=== Begin Enclosure ===
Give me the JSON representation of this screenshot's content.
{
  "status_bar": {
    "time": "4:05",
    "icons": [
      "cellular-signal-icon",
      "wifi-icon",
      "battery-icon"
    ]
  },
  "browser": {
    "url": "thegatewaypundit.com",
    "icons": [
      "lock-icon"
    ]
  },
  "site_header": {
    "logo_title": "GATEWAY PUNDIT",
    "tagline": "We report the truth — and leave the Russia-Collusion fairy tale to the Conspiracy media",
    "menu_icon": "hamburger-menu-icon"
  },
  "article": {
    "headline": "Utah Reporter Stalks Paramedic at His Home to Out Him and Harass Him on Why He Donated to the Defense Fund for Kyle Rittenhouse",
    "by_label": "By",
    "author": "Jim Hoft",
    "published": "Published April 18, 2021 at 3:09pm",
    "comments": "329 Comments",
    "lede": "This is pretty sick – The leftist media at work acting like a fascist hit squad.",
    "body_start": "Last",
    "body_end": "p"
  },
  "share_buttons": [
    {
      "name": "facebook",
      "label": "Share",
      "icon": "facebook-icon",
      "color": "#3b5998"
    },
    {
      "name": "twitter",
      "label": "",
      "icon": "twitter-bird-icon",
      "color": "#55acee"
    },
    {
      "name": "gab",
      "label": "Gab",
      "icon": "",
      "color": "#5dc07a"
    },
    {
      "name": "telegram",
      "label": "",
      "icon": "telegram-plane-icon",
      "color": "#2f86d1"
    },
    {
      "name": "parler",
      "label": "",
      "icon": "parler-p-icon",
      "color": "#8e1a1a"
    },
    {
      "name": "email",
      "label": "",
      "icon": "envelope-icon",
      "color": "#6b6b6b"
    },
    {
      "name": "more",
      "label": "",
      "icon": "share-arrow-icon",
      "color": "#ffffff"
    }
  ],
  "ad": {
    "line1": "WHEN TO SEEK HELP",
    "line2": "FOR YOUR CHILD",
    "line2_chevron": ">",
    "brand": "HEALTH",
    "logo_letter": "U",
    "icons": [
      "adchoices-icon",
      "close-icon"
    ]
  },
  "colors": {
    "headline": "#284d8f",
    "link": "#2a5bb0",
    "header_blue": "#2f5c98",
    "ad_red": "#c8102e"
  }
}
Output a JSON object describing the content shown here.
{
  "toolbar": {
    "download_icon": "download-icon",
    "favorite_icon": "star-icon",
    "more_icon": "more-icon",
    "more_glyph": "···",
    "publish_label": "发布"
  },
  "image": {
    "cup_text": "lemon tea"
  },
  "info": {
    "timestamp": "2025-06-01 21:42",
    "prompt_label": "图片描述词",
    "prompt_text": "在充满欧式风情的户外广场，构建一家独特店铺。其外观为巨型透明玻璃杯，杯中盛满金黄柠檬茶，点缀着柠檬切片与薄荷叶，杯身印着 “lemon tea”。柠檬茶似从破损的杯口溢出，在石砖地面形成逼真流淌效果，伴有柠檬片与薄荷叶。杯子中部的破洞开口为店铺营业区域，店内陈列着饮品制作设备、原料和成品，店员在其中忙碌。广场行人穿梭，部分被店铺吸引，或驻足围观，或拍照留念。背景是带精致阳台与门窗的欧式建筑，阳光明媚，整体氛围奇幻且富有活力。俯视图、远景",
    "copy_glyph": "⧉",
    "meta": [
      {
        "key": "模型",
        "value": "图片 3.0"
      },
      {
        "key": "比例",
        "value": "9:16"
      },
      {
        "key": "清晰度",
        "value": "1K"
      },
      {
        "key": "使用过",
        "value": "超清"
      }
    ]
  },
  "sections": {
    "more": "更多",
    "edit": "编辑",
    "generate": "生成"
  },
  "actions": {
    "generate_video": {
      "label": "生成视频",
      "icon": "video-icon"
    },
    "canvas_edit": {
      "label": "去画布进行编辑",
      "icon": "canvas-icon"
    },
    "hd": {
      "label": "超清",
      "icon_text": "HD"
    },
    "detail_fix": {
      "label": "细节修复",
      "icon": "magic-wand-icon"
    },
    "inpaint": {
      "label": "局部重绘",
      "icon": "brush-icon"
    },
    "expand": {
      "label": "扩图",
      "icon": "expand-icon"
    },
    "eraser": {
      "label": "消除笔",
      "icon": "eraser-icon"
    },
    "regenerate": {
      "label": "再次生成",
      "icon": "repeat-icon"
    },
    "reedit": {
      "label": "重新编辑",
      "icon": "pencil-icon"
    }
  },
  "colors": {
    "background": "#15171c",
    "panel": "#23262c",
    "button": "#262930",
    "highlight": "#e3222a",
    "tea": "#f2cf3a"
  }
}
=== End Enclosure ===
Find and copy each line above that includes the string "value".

        "value": "图片 3.0"
        "value": "9:16"
        "value": "1K"
        "value": "超清"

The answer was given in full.